>> it is still ramadan and he might even be home to break the fast this evening. >> we are doing it now by a political scientist and journalist. he is an expert on north africa. as we begin to look at the creation of a post-gaddafi libya, how important is the role played by people who belong to the libyan returning to their country is going to be? >> they will play a very decisive role. back in the 1990's, 100,000 indians left gaddafi's country. -- with the end of left gaddafi's country. gaddafi was not interested in private enterprise and he did not like intellectuals forming their own ideas. a large proportion of them lived in great britain. their financial support of the
new libya will be very decisive in forging this new libya. >> when we talk about this new libya, how will it -- they're constantly calling for western democracy. is that a fair demand? >> it is necessary to talk about human rights. it is very dangerous to constantly remind people in the arab world of what western democracy looks like. many people do not believe in our values. it would be more advisable should you remain a little bit more cautious, more humble. arabs are able to manage their affairs on their phones. they do have their own traditions. let's give them a chance to really get things going on their own. >> we will get back to you in
just a moment. the on going up people in the arab world began in tunisia. the libyan rebels needed six months to reach tripoli, but in neighboring egypt, the street protest only required a few weeks to bring down the regime of mubarak. the arab spring has changed how the people of north africa look at their society. and all the rest of the world sees the region. >> at the golden had tremendous strides statute of gaddafi has become a symbol of a dictator's downfall. another autograph coupled -- autocrat coupled. and the rebel stronghold, thousand celebrated. >> gaddafi, you needed 42 years to destroy it libya. we will rebuild it in 42 months.
>> gaddafi is the third north african leader to fall since the beginning of the year. the arab spring began in tunisia. on december 17, he set himself on fire in a small town and unleashed a wave of protests throughout the country and the region. >> we have taken the path to freedom. we open our mouths to call for liberty, justice. >> the president promised freedom and reforms, but he had already -- he fled to saudi arabia. the revolution spread to egypt. inspired by events antony's year, tens of thousands of people took to the streets of cairo.
>> whenever i see the protest antony's, i think to myself, it is exactly the same for us. we have to do something, too. >> as the largely peaceful demands for the resignation of mubarak and his regime gained momentum, the allies responded with violence. the situation threatened to escalate until the army stepped in. on february 10, protesters were enraged when mubarak appeared on television. a day later, he resigned and fled the capital. he is now on trial. the opposition in libya cannot yet celebrate the end of muammar gaddafi, but the former leader is on the run. the rebel leadership is internationally recognized. >> we are back. some observers are already talking about the danger of libya becoming another failed state. did you agree with that? >> it is possible that the
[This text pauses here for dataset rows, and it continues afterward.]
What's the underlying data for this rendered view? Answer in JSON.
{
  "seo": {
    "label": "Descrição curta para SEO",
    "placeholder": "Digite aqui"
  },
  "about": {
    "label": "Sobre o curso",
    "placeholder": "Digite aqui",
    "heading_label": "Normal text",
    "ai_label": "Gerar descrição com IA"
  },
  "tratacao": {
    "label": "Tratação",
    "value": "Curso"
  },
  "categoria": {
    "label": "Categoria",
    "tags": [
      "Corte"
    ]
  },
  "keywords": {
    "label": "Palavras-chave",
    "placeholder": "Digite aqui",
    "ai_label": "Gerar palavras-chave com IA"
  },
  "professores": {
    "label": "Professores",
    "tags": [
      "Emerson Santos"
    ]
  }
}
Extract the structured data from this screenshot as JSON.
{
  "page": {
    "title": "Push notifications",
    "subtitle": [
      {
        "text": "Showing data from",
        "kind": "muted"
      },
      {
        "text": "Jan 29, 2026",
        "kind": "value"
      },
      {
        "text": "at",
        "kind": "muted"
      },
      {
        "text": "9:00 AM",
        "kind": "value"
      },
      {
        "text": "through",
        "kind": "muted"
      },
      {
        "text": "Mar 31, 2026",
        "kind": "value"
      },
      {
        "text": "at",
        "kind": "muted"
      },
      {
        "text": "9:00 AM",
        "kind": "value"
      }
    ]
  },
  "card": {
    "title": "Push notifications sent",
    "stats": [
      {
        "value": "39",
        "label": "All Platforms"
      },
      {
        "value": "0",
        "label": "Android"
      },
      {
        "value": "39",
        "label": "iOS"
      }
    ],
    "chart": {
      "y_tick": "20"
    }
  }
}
situation becoming a second somalia. let's look at things in a more positive matter. the way the national transitional council has handled the bears in the past month -- handled affairs and the past month has gone pretty well. in the west, we have not seen this type of revenge either. i think this transitional council is very skillful in forging new alliances. >> a lot has been made of libya been an artificial state created by reject it is five times the size of germany. do you think it can be turned into a viable state? >> there is one positive thing.